On the call, Deputy Secretary of Energy Daniel Poneman asked Mueller if the radiation detected on the Reagan “is significantly higher than anything you would have expected?”  Mueller answered, “Yes sir.”

Mueller also said that after 10 hours, the amount of radiation experienced on the ship could become a “thyroid dose issue.”  Overdoses of radiation can destroy the thyroid gland.

Navy spokeswoman Lt. Cmdr. Sarah Flaherty said in an email that a tri-service dose assessment and registry working group determined that the highest whole body dose to any Reagan crewmember is much lower than levels of radiation exposure associated with the occurrence of long-term health effects.

She said the worst-case radiation exposure for a crewmember on USS Ronald Reagan was less than 25 percent of the annual radiation exposure to a member of the U.S. public from natural sources of background radiation, such as the sun, rocks and soil.

During the disaster relief operation, Flaherty said, the Navy took proactive measures to control, reduce, and mitigate the levels of Fukushima-related contamination on U.S. Navy ships and aircraft. “Ship's company used sensitive instruments to identify areas containing radioactivity, took action to control the spread of the radioactivity, and washed and cleaned areas of the ship that contained radioactivity,” Flaherty said.

“Potentially contaminated personnel were surveyed with sensitive instruments and, if necessary, decontaminated. The low levels of radioactivity from the Fukushima nuclear power plant identified on U.S. Navy ships, their aircraft, and their personnel were easily within the capability of ship's force to remedy,” Flaherty said

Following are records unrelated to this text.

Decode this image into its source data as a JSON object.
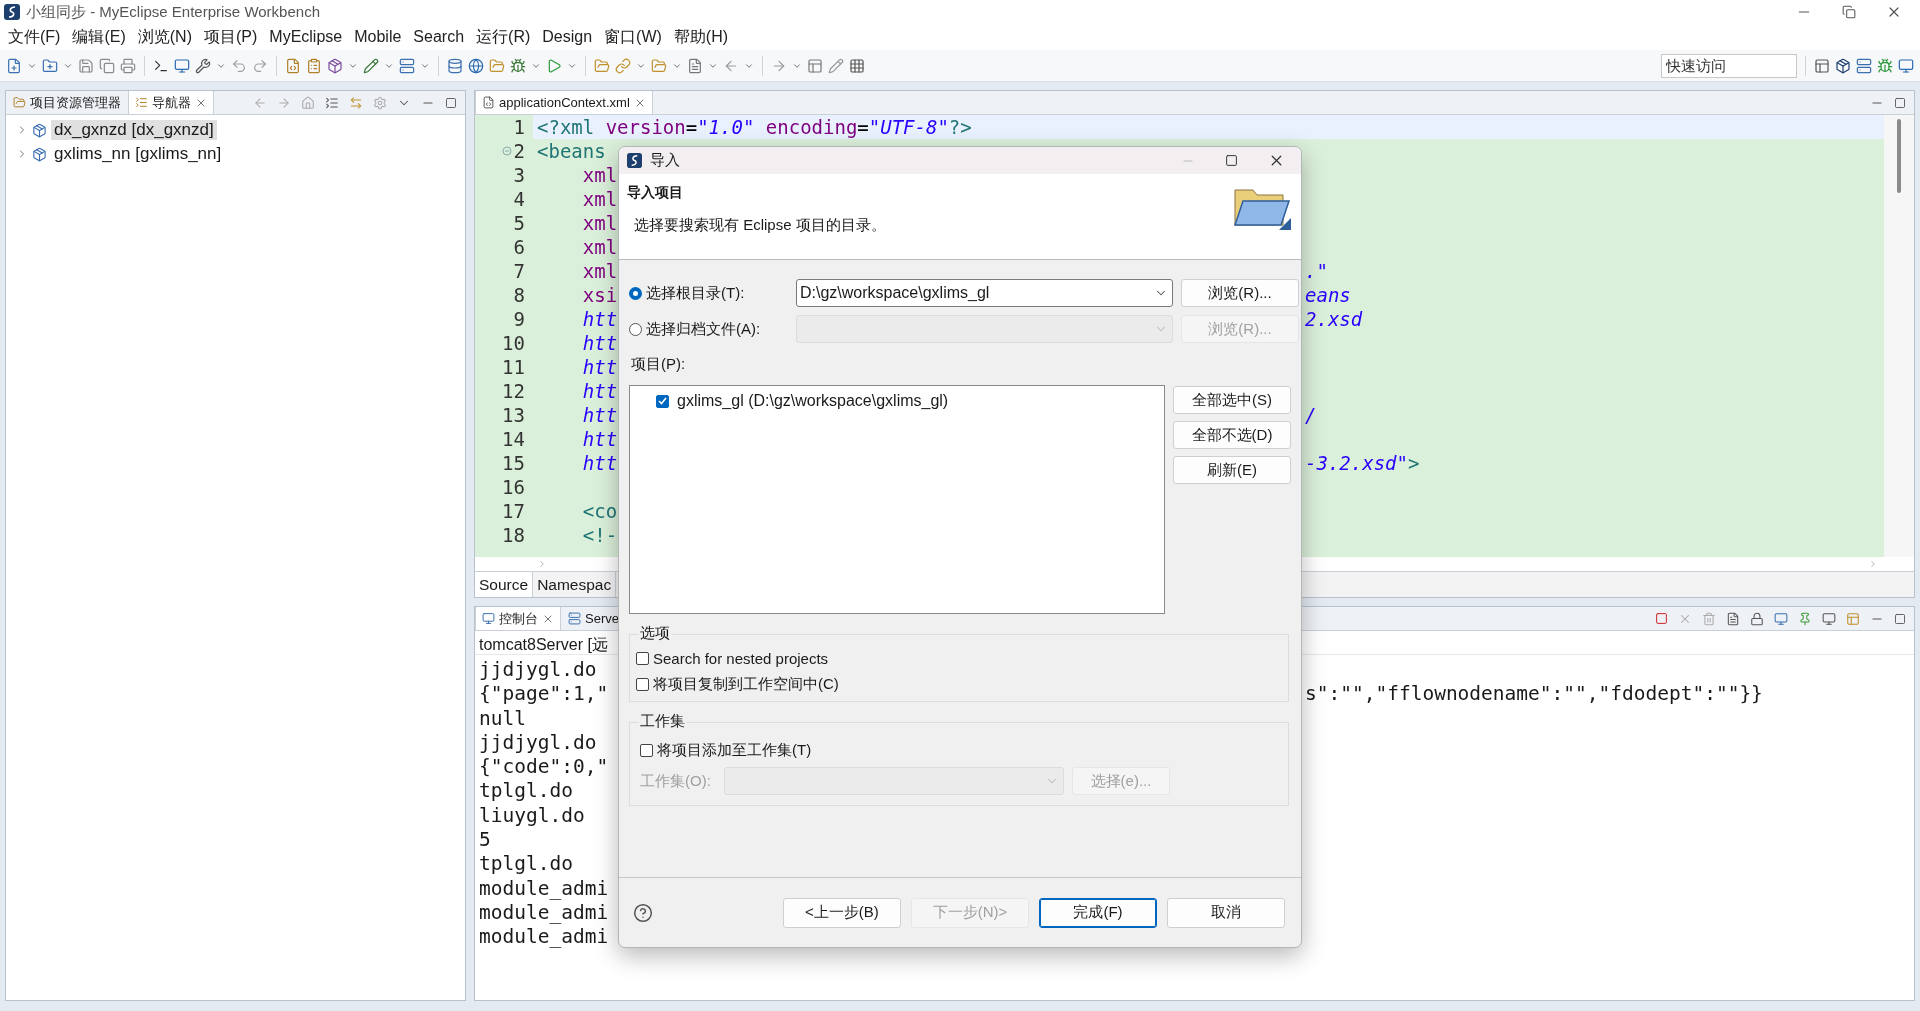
{
  "window": {
    "title": "小组同步 - MyEclipse Enterprise Workbench"
  },
  "menu": [
    "文件(F)",
    "编辑(E)",
    "浏览(N)",
    "项目(P)",
    "MyEclipse",
    "Mobile",
    "Search",
    "运行(R)",
    "Design",
    "窗口(W)",
    "帮助(H)"
  ],
  "quick_access": {
    "placeholder": "快速访问"
  },
  "left_panel": {
    "tabs": [
      {
        "label": "项目资源管理器",
        "selected": false,
        "closable": false
      },
      {
        "label": "导航器",
        "selected": true,
        "closable": true
      }
    ],
    "tree": [
      {
        "label": "dx_gxnzd [dx_gxnzd]",
        "selected": true
      },
      {
        "label": "gxlims_nn [gxlims_nn]",
        "selected": false
      }
    ]
  },
  "editor": {
    "tabs": [
      {
        "label": "applicationContext.xml",
        "selected": true
      }
    ],
    "lines": [
      {
        "number": "1",
        "current": true,
        "fold": false,
        "segments": [
          {
            "text": "<?xml",
            "kind": "tag"
          },
          {
            "text": " version",
            "kind": "attr"
          },
          {
            "text": "=",
            "kind": "plain"
          },
          {
            "text": "\"1.0\"",
            "kind": "value"
          },
          {
            "text": " encoding",
            "kind": "attr"
          },
          {
            "text": "=",
            "kind": "plain"
          },
          {
            "text": "\"UTF-8\"",
            "kind": "value"
          },
          {
            "text": "?>",
            "kind": "tag"
          }
        ]
      },
      {
        "number": "2",
        "current": false,
        "fold": true,
        "segments": [
          {
            "text": "<beans",
            "kind": "tag"
          }
        ]
      },
      {
        "number": "3",
        "current": false,
        "fold": false,
        "segments": [
          {
            "text": "    xml",
            "kind": "attr"
          }
        ]
      },
      {
        "number": "4",
        "current": false,
        "fold": false,
        "segments": [
          {
            "text": "    xml",
            "kind": "attr"
          }
        ]
      },
      {
        "number": "5",
        "current": false,
        "fold": false,
        "segments": [
          {
            "text": "    xml",
            "kind": "attr"
          }
        ]
      },
      {
        "number": "6",
        "current": false,
        "fold": false,
        "segments": [
          {
            "text": "    xml",
            "kind": "attr"
          }
        ]
      },
      {
        "number": "7",
        "current": false,
        "fold": false,
        "segments": [
          {
            "text": "    xml",
            "kind": "attr"
          }
        ],
        "tail": [
          {
            "text": ".\"",
            "kind": "value"
          }
        ]
      },
      {
        "number": "8",
        "current": false,
        "fold": false,
        "segments": [
          {
            "text": "    xsi",
            "kind": "attr"
          }
        ],
        "tail": [
          {
            "text": "eans",
            "kind": "value"
          }
        ]
      },
      {
        "number": "9",
        "current": false,
        "fold": false,
        "segments": [
          {
            "text": "    htt",
            "kind": "value"
          }
        ],
        "tail": [
          {
            "text": "2.xsd",
            "kind": "value"
          }
        ]
      },
      {
        "number": "10",
        "current": false,
        "fold": false,
        "segments": [
          {
            "text": "    htt",
            "kind": "value"
          }
        ]
      },
      {
        "number": "11",
        "current": false,
        "fold": false,
        "segments": [
          {
            "text": "    htt",
            "kind": "value"
          }
        ]
      },
      {
        "number": "12",
        "current": false,
        "fold": false,
        "segments": [
          {
            "text": "    htt",
            "kind": "value"
          }
        ]
      },
      {
        "number": "13",
        "current": false,
        "fold": false,
        "segments": [
          {
            "text": "    htt",
            "kind": "value"
          }
        ],
        "tail": [
          {
            "text": "/",
            "kind": "value"
          }
        ]
      },
      {
        "number": "14",
        "current": false,
        "fold": false,
        "segments": [
          {
            "text": "    htt",
            "kind": "value"
          }
        ]
      },
      {
        "number": "15",
        "current": false,
        "fold": false,
        "segments": [
          {
            "text": "    htt",
            "kind": "value"
          }
        ],
        "tail": [
          {
            "text": "-3.2.xsd\"",
            "kind": "value"
          },
          {
            "text": ">",
            "kind": "tag"
          }
        ]
      },
      {
        "number": "16",
        "current": false,
        "fold": false
      },
      {
        "number": "17",
        "current": false,
        "fold": false,
        "segments": [
          {
            "text": "    <co",
            "kind": "tag"
          }
        ]
      },
      {
        "number": "18",
        "current": false,
        "fold": false,
        "segments": [
          {
            "text": "    <!-",
            "kind": "tag"
          }
        ]
      }
    ],
    "bottom_tabs": [
      {
        "label": "Source",
        "selected": true
      },
      {
        "label": "Namespac",
        "selected": false
      }
    ]
  },
  "console": {
    "tabs": [
      {
        "label": "控制台",
        "selected": true,
        "closable": true
      },
      {
        "label": "Serve",
        "selected": false,
        "closable": false
      }
    ],
    "header": "tomcat8Server [远",
    "lines": [
      {
        "text": "jjdjygl.do"
      },
      {
        "text": "{\"page\":1,\"",
        "tail": "s\":\"\",\"fflownodename\":\"\",\"fdodept\":\"\"}}"
      },
      {
        "text": "null"
      },
      {
        "text": "jjdjygl.do"
      },
      {
        "text": "{\"code\":0,\""
      },
      {
        "text": "tplgl.do"
      },
      {
        "text": "liuygl.do"
      },
      {
        "text": "5"
      },
      {
        "text": "tplgl.do"
      },
      {
        "text": "module_admi"
      },
      {
        "text": "module_admi"
      },
      {
        "text": "module_admi"
      }
    ]
  },
  "dialog": {
    "title": "导入",
    "heading": "导入项目",
    "description": "选择要搜索现有 Eclipse 项目的目录。",
    "sources": [
      {
        "label": "选择根目录(T):",
        "selected": true,
        "value": "D:\\gz\\workspace\\gxlims_gl",
        "button": "浏览(R)...",
        "disabled": false
      },
      {
        "label": "选择归档文件(A):",
        "selected": false,
        "button": "浏览(R)...",
        "disabled": true
      }
    ],
    "projects_label": "项目(P):",
    "projects": [
      {
        "label": "gxlims_gl (D:\\gz\\workspace\\gxlims_gl)",
        "checked": true
      }
    ],
    "list_buttons": [
      "全部选中(S)",
      "全部不选(D)",
      "刷新(E)"
    ],
    "options": {
      "title": "选项",
      "items": [
        {
          "label": "Search for nested projects",
          "checked": false
        },
        {
          "label": "将项目复制到工作空间中(C)",
          "checked": false
        }
      ]
    },
    "working_set": {
      "title": "工作集",
      "checkbox": {
        "label": "将项目添加至工作集(T)",
        "checked": false
      },
      "field_label": "工作集(O):",
      "button": "选择(e)...",
      "disabled": true
    },
    "buttons": [
      {
        "label": "<上一步(B)",
        "disabled": false,
        "default": false
      },
      {
        "label": "下一步(N)>",
        "disabled": true,
        "default": false
      },
      {
        "label": "完成(F)",
        "disabled": false,
        "default": true
      },
      {
        "label": "取消",
        "disabled": false,
        "default": false
      }
    ]
  }
}
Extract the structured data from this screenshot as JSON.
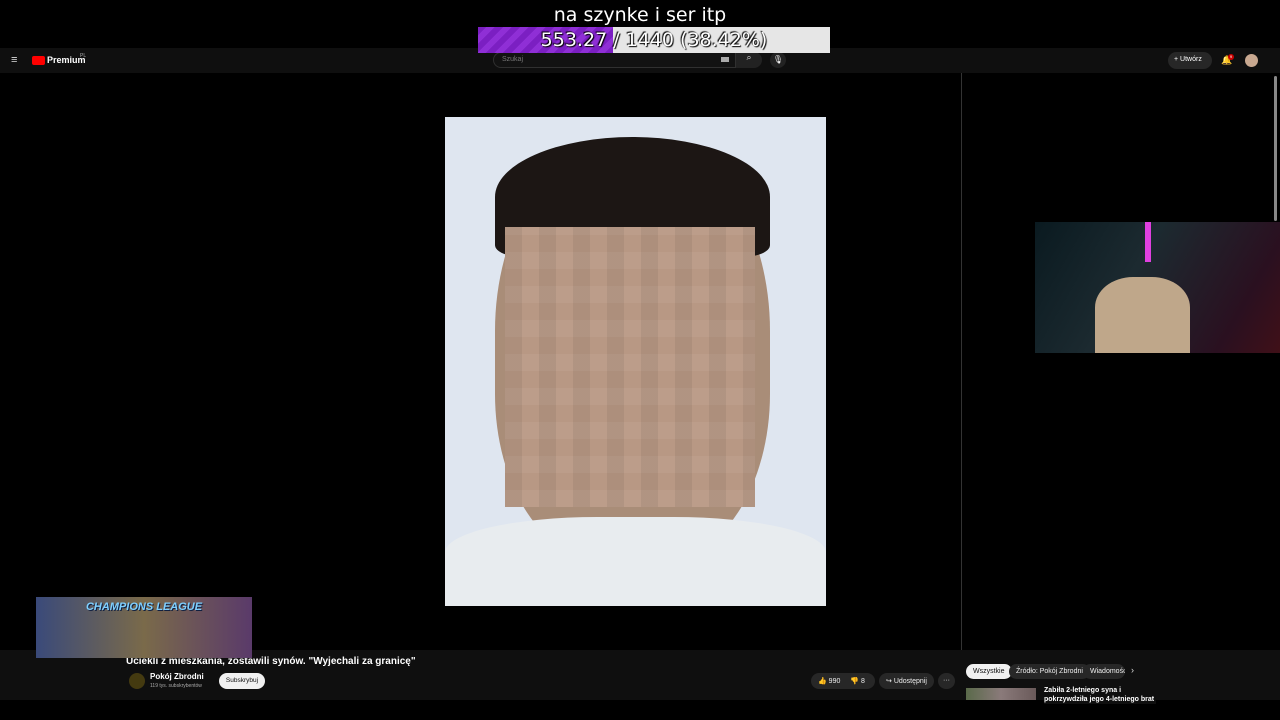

The law firm Bonner & Bonner, based in Sausalito, Calif., charged in its lawsuit against Tokyo Electric Power that crewmen on the Reagan exposed to radiation from the Fukushima plant “now endure a lifetime of radiation poisoning and suffering which could have and should have been avoided,” if the company had not been negligent in construction and operation of the facility.

The suit also charged that sailors aboard the Reagan “have been and will be required to undergo further medical testing, evaluation and medical procedures, including but not limited to chelation therapy, bone marrow transplants and/or genetic reprogramming.”

Sailors on the Reagan were exposed to both airborne radiation and radiation from contaminated seawater, the suit said. One plaintiff said the ship was taking in sea water, “but obviously the ship can't filter out the radiation. Water we all showered with, drank, brushed our teeth, and had our food cooked with.”

Tokyo Electric Power registered as a California foreign corporation in 2003. As a result, TEPCO is subject to the jurisdiction of the United States Federal District Court, the suit said.